“We have been here since the beginning and the students are able to explain in either language and it really is something they look forward to,” she said.
Emma Hartness, a senior in Spanish and biology, helped 7-year-old Eli Woods with his paper decorations.

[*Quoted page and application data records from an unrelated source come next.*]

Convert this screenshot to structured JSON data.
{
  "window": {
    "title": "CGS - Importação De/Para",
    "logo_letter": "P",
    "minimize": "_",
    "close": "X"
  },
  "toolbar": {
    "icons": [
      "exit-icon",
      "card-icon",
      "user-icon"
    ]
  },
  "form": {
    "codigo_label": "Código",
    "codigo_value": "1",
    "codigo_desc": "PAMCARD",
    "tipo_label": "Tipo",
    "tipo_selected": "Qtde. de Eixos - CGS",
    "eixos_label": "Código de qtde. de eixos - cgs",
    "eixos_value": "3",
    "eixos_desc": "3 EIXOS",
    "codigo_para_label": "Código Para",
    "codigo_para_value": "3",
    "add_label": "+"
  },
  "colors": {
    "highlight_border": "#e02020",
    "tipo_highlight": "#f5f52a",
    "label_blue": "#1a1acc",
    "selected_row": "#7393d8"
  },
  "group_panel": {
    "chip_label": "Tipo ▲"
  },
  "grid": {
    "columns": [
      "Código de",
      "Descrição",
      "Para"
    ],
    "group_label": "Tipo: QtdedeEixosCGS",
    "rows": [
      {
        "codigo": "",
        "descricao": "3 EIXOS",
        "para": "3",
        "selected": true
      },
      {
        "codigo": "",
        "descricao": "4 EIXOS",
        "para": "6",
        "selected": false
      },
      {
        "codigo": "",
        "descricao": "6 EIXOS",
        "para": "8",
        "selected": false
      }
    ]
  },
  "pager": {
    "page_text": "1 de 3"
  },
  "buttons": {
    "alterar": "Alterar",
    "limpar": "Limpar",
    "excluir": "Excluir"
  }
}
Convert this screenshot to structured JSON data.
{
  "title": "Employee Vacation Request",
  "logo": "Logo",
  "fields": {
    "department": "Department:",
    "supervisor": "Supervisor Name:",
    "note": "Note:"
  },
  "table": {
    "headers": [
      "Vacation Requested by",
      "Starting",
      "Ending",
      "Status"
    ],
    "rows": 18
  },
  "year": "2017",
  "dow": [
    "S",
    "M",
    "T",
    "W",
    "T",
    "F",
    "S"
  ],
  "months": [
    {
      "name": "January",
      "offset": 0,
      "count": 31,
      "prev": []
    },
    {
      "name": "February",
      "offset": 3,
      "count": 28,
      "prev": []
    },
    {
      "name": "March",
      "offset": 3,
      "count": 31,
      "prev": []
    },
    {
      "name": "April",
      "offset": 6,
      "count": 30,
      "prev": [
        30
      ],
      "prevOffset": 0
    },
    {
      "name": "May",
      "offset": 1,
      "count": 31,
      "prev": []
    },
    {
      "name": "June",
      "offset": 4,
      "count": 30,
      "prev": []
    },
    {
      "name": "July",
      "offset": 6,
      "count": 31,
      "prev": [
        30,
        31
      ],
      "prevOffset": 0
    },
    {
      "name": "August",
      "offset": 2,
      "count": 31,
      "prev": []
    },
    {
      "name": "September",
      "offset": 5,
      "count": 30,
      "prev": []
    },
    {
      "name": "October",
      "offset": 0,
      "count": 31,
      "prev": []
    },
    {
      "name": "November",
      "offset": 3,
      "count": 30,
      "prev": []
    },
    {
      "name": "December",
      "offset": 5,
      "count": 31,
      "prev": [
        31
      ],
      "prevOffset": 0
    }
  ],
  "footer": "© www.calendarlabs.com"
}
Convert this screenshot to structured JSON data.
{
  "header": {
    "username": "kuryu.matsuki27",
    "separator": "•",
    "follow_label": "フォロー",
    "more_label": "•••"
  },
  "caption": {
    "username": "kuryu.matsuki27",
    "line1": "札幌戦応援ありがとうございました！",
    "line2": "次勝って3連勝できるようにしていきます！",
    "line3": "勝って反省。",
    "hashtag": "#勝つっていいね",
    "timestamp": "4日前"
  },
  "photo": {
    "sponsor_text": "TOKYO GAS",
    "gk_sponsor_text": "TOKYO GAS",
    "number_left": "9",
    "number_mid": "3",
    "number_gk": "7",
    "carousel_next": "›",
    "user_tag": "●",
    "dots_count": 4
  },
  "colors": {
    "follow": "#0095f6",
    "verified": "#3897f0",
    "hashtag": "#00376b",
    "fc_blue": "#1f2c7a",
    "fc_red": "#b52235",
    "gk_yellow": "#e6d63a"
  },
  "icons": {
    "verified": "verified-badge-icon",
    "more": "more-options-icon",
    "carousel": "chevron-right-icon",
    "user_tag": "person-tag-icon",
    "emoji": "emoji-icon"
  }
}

“I love this program because we learn about Spanish culture and can pass it along to others and learn from them as well,” she said. “I think everyone enjoys it and it’s a great way to learn more about the Latino culture.”